Given the job that I do, I see a lot of fish shops in the UK. In fact, I probably see more shops than some sales reps do, or at the least over a much wider area.
Obviously I’ll see a massive variance in store quality. Impoverished areas will try to stretch what they have and what they can afford. Affluent areas may be brimming with livestock. However, I’m pleased to note that the overwhelming majority of stores that I visit, rich or poor, are entirely above board, legal, and responsible.
I adore this hobby. No, I’m passionate about this hobby. It’s what I’ve spent my life doing. It’s what my previous, current, and most likely future careers have been based around, and so to see a retailer behaving so irresponsibly is enough to flick me into a rage.
So when I stumbled across a store that has not one, but two species that are illegal in the UK, I had to take a closer look.
The first species I was no less than Myxocyprinus asiaticus, the Asian hi-fin shark (pictured above). These were legal in the UK years ago, many many years ago, but have subsequently been banned. They are still, today, very much illegal to sell or even to own in the UK.

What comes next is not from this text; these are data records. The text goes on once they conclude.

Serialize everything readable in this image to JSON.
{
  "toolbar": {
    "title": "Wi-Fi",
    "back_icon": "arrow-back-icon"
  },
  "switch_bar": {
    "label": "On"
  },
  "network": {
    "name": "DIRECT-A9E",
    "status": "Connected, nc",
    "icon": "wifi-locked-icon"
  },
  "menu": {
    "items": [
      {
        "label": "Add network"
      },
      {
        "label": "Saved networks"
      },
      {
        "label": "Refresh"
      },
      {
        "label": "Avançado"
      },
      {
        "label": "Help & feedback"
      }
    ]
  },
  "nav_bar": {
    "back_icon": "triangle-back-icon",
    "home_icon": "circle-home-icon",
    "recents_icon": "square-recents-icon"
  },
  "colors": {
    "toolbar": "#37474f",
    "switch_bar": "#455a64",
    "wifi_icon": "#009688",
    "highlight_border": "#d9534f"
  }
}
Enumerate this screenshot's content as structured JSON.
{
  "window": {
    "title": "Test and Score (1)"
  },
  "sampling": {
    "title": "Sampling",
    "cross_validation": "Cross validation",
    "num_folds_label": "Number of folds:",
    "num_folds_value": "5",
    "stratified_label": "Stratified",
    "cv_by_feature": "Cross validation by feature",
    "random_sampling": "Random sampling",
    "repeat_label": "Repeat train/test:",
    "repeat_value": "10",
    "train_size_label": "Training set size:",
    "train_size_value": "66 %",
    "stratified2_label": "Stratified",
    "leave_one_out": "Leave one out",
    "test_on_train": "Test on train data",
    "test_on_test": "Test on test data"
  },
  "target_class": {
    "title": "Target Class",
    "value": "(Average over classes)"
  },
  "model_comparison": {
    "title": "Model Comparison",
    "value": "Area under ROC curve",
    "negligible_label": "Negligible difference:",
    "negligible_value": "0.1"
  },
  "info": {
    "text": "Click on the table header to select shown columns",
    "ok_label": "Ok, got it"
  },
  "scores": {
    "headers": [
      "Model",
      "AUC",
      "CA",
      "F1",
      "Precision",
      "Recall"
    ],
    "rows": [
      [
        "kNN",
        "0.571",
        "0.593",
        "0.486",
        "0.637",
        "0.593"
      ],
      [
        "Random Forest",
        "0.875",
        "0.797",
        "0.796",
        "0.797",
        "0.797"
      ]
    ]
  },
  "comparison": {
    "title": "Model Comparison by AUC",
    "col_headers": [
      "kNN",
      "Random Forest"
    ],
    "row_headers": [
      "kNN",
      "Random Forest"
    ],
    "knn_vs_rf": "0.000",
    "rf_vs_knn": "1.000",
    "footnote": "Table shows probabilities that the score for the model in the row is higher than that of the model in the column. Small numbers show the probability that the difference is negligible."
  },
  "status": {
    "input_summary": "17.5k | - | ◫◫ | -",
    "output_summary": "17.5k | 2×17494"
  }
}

This is a fish that can attain a huge size. Adults are found of over a metre in length, with weights of over 40kg. But what really makes the fish a problem is that it has no issues with colder water. It could quite happily overwinter in UK waters, and then it will breed, and then we have huge problems in native waterways.
There’s even the risk that the fish could be a vector for other illnesses, potentially a carrier of viruses that could blight UK cyprinid species.
It became evident that the staff in store knew something of the legalities involving this fish, as we were asked not to photograph them when we tried to. We got some pictures beforehand, however.
I was told that the store didn’t know what to do with them, that they knew it was a fish they weren’t supposed to have, that the fish had been rescued in, and that they were in limbo. This was fine until I pointed out that they had a price label on them, which rapidly came off. A retailer knew that the fish was not allowed, but still offered the fish for sale.
The second species noted was Cambarellus, the Orange crayfish (picture above by Veitw, Creative Commons). This one was admitted to having been bought in, but it was claimed that the legality issue wasn’t known regarding the species.
We’ve reported on the crayfish issue before, and so it’s a shame that I’m having to reiterate now – these species are illegal. They pose a potential threat to our native White clawed crayfish, and have been assessed and outlawed for a reason.
We attach pictures of both of these species for two reasons. The first is to discourage sales. If as a customer you buy either of these species, then shame on you. You’re fuelling an illegal trade, and you’re endangering the lives of native species. You have no place in this hobby.
The second reason is to ask that you, the responsible fishkeeper, remain vigilant to these species. If you see either, there are two things you can do. The first is to contact CEFAS and report what you have seen. The stocking of these fish carries a hefty fine, and that stands whether you’re selling them, or keeping them in your home tank. CEFAS will not be averse to taking these species away from you and destroying them – and you have no appeal against that decision. An email to the Fish health inspectorate at Fish.Health.Inspectorate@cefas.co.uk will do the job.
The other thing you may wish to do is boycott the store until such fish have been removed from the premises.
Please keep eyes peeled for these species, everyone. This hobby already faces enough pressure from those that would see it ended. Let’s not give anyone ammunition to use against us.
Why not take out a subscription to Practical Fishkeeping magazine? See our latest subscription offer.